(Records from a collection)

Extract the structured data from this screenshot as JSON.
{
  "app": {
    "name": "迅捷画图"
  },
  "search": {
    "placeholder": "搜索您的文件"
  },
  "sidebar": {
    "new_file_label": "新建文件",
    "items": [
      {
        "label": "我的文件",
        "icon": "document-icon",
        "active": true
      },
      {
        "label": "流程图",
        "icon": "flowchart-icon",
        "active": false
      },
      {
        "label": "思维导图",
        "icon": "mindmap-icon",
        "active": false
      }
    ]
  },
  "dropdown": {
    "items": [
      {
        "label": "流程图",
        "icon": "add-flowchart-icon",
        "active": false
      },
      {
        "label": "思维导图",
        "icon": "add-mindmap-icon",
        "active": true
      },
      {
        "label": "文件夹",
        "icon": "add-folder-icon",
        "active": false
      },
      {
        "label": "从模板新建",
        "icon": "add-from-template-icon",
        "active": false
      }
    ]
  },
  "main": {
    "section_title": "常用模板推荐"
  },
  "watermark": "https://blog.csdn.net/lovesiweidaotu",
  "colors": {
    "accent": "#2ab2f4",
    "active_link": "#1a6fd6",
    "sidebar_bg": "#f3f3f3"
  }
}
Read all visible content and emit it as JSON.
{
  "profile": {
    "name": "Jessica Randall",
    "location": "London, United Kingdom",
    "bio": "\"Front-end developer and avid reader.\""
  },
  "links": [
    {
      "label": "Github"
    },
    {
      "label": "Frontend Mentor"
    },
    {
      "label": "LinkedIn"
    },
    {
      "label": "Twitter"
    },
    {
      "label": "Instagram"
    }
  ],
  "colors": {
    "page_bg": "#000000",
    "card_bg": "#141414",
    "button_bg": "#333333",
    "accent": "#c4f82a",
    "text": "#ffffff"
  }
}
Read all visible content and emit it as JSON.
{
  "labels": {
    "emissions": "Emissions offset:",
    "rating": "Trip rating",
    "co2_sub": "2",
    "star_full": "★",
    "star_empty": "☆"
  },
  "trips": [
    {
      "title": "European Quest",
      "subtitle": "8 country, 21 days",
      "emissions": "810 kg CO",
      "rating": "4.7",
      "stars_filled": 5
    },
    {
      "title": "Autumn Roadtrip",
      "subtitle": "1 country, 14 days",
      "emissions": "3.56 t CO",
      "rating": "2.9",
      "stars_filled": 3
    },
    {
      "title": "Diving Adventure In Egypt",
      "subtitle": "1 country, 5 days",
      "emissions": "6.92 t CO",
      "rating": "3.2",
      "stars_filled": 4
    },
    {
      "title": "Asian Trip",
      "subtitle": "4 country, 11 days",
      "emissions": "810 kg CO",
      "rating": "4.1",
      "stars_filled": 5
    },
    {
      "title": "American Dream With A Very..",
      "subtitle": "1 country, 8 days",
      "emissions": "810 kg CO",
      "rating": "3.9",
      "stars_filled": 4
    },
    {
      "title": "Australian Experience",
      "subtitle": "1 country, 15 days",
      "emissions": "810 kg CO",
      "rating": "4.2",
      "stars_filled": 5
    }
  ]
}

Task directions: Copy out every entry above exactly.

Finished exercise:
Extract the structured data from this screenshot as JSON.
{
  "app": {
    "name": "迅捷画图"
  },
  "search": {
    "placeholder": "搜索您的文件"
  },
  "sidebar": {
    "new_file_label": "新建文件",
    "items": [
      {
        "label": "我的文件",
        "icon": "document-icon",
        "active": true
      },
      {
        "label": "流程图",
        "icon": "flowchart-icon",
        "active": false
      },
      {
        "label": "思维导图",
        "icon": "mindmap-icon",
        "active": false
      }
    ]
  },
  "dropdown": {
    "items": [
      {
        "label": "流程图",
        "icon": "add-flowchart-icon",
        "active": false
      },
      {
        "label": "思维导图",
        "icon": "add-mindmap-icon",
        "active": true
      },
      {
        "label": "文件夹",
        "icon": "add-folder-icon",
        "active": false
      },
      {
        "label": "从模板新建",
        "icon": "add-from-template-icon",
        "active": false
      }
    ]
  },
  "main": {
    "section_title": "常用模板推荐"
  },
  "watermark": "https://blog.csdn.net/lovesiweidaotu",
  "colors": {
    "accent": "#2ab2f4",
    "active_link": "#1a6fd6",
    "sidebar_bg": "#f3f3f3"
  }
}
Read all visible content and emit it as JSON.
{
  "profile": {
    "name": "Jessica Randall",
    "location": "London, United Kingdom",
    "bio": "\"Front-end developer and avid reader.\""
  },
  "links": [
    {
      "label": "Github"
    },
    {
      "label": "Frontend Mentor"
    },
    {
      "label": "LinkedIn"
    },
    {
      "label": "Twitter"
    },
    {
      "label": "Instagram"
    }
  ],
  "colors": {
    "page_bg": "#000000",
    "card_bg": "#141414",
    "button_bg": "#333333",
    "accent": "#c4f82a",
    "text": "#ffffff"
  }
}
Read all visible content and emit it as JSON.
{
  "labels": {
    "emissions": "Emissions offset:",
    "rating": "Trip rating",
    "co2_sub": "2",
    "star_full": "★",
    "star_empty": "☆"
  },
  "trips": [
    {
      "title": "European Quest",
      "subtitle": "8 country, 21 days",
      "emissions": "810 kg CO",
      "rating": "4.7",
      "stars_filled": 5
    },
    {
      "title": "Autumn Roadtrip",
      "subtitle": "1 country, 14 days",
      "emissions": "3.56 t CO",
      "rating": "2.9",
      "stars_filled": 3
    },
    {
      "title": "Diving Adventure In Egypt",
      "subtitle": "1 country, 5 days",
      "emissions": "6.92 t CO",
      "rating": "3.2",
      "stars_filled": 4
    },
    {
      "title": "Asian Trip",
      "subtitle": "4 country, 11 days",
      "emissions": "810 kg CO",
      "rating": "4.1",
      "stars_filled": 5
    },
    {
      "title": "American Dream With A Very..",
      "subtitle": "1 country, 8 days",
      "emissions": "810 kg CO",
      "rating": "3.9",
      "stars_filled": 4
    },
    {
      "title": "Australian Experience",
      "subtitle": "1 country, 15 days",
      "emissions": "810 kg CO",
      "rating": "4.2",
      "stars_filled": 5
    }
  ]
}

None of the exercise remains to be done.